Published: Wednesday, September 20, 2006
Updated: Saturday, June 16, 2012 02:06
For the third year in a row, Buckeye pillow fighters failed to break the record of 3,648 set by students at the State University of New York at Albany. But Zumpetta said if the Wednesday night pillow fight “helps increase the awareness of pancreatic cancer, then it’s for a good cause and it doesn’t matter.” The event was held in memory of former OSU Vice President of Student Affairs Bill Hall, who died of the disease last year.
The cause hits close to home for Zumpetta, a pathology graduate student. She said a family friend died recently from pancreatic cancer, “so I came out to support the cause.”
Mortar Board Pillow Fight Chair Sarah Michalos said 1,757 students showed up on the Oval. The Mortar Board is a national leadership society for college seniors.
Michalos said she was still proud of the pillow fight turnout.
“This is our third year doing it and each year we are beating our own record,” she said. “This is the most participants that we’ve had.” According to Michalos, only about 300 students participated last year, due to rainy weather.
“I think the more times we do it, the closer we’ll get to beating the record,” she said, noting that she is a senior and isn’t sure if another student will organize the event next year.
Marissa Dean, a junior exercise science major, shared Michalos’ optimism.
“It was disappointing, but I think that going from (a few hundred) people to over a thousand is awesome,” she said.
Although the event was scheduled to start at 8:30 p.m., it was delayed to allow more students to come to the oval. A pillow fight broke out at 8:34, but Michalos told the crowd it didn’t count. Students waved their pillows in the air in anticipation of the pillow fight that started a couple minutes later.
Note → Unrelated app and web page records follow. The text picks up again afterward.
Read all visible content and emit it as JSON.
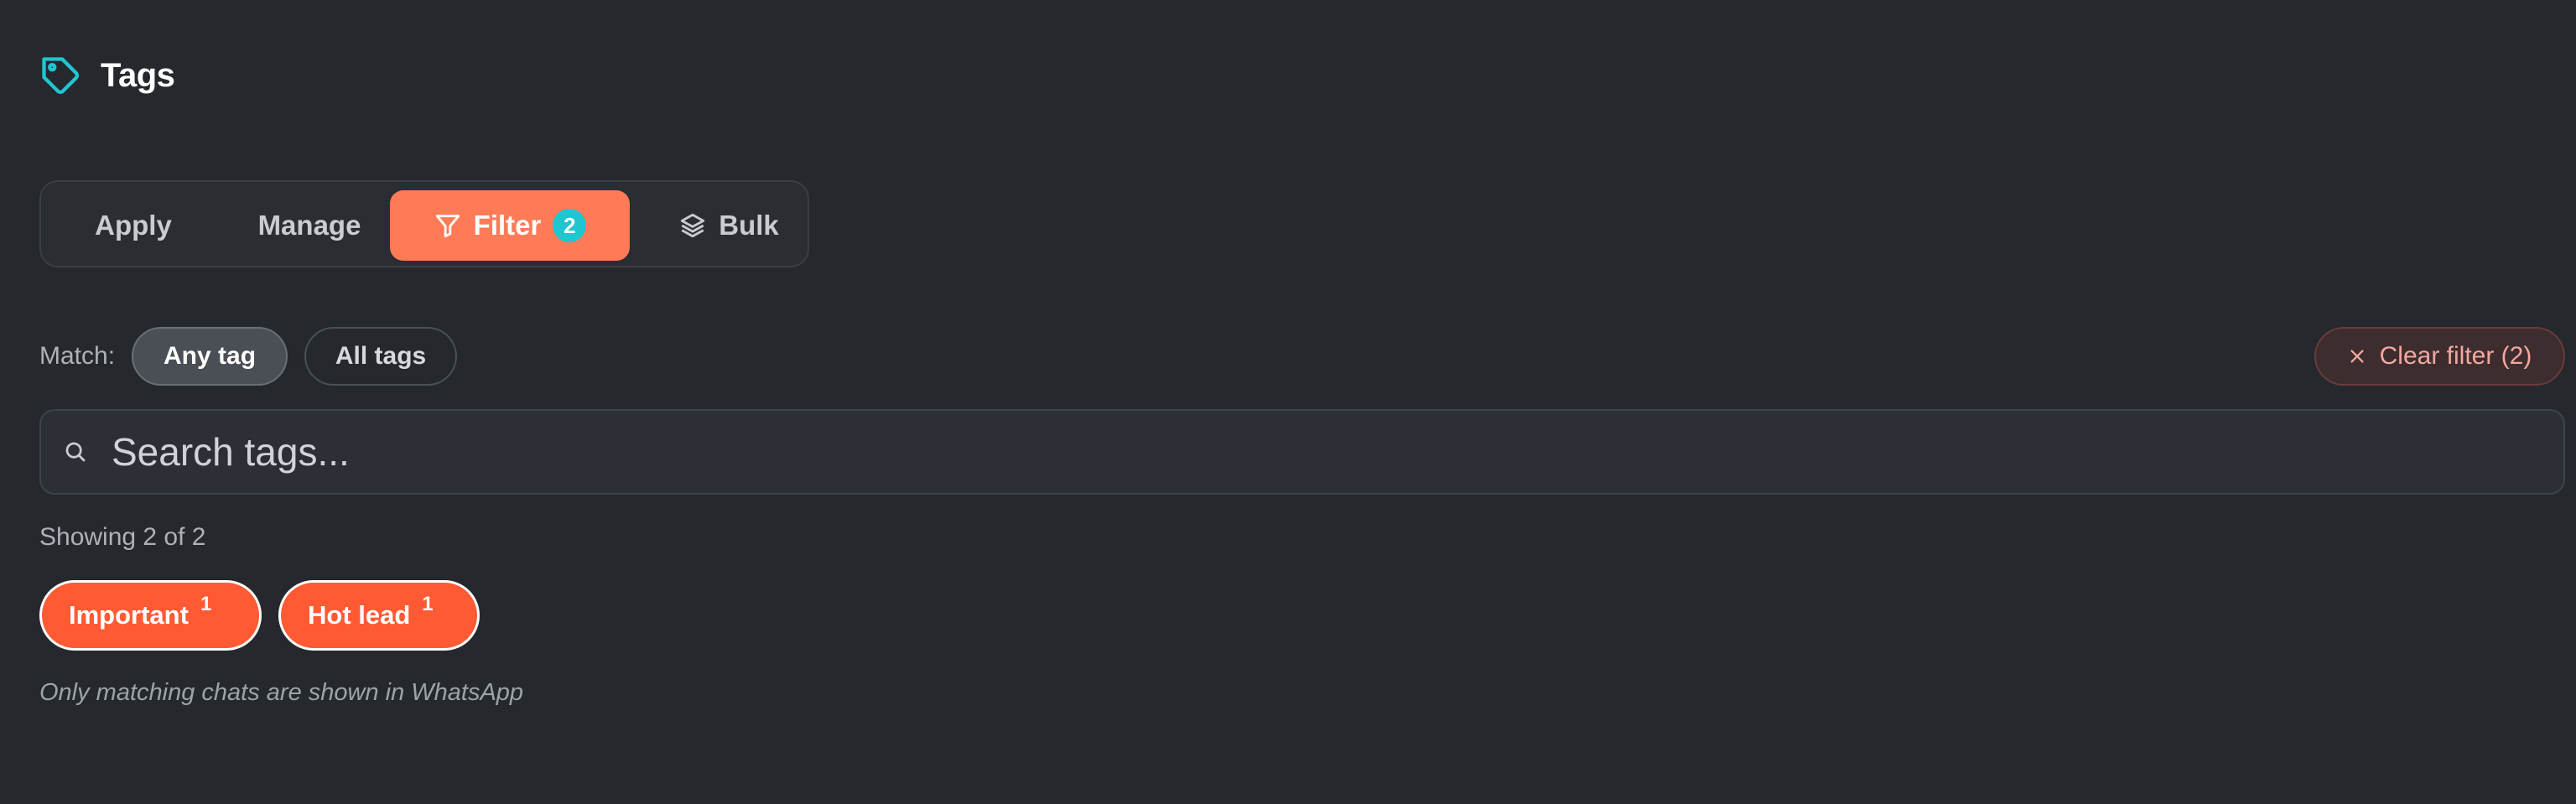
{
  "header": {
    "title": "Tags",
    "icon": "tag-icon",
    "accent": "#1fc6d0"
  },
  "tabs": [
    {
      "label": "Apply"
    },
    {
      "label": "Manage"
    },
    {
      "label": "Filter",
      "icon": "funnel-icon",
      "badge": "2",
      "active": true
    },
    {
      "label": "Bulk",
      "icon": "layers-icon"
    }
  ],
  "match": {
    "label": "Match:",
    "options": [
      {
        "label": "Any tag",
        "selected": true
      },
      {
        "label": "All tags",
        "selected": false
      }
    ]
  },
  "clear_filter": {
    "label": "Clear filter (2)",
    "icon": "close-icon"
  },
  "search": {
    "placeholder": "Search tags...",
    "value": ""
  },
  "showing": "Showing 2 of 2",
  "chips": [
    {
      "label": "Important",
      "count": "1"
    },
    {
      "label": "Hot lead",
      "count": "1"
    }
  ],
  "note": "Only matching chats are shown in WhatsApp",
  "colors": {
    "active_tab": "#ff7a57",
    "chip": "#ff5a34",
    "badge": "#1fc6d0",
    "background": "#25282d"
  }
}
For 60 seconds students pounded each other. <cp_showmedia position=”4″ align=”right”>”I just had fun hitting my boyfriend,” Dean said.
Michalos had a suggestion on how to improve the odds of breaking the record next year, if the event is held for the fourth time.
“(This year) we were focusing more on the freshmen to come out,” she said. “I think if we focused on the entire Ohio State undergraduate population we would get more people out.”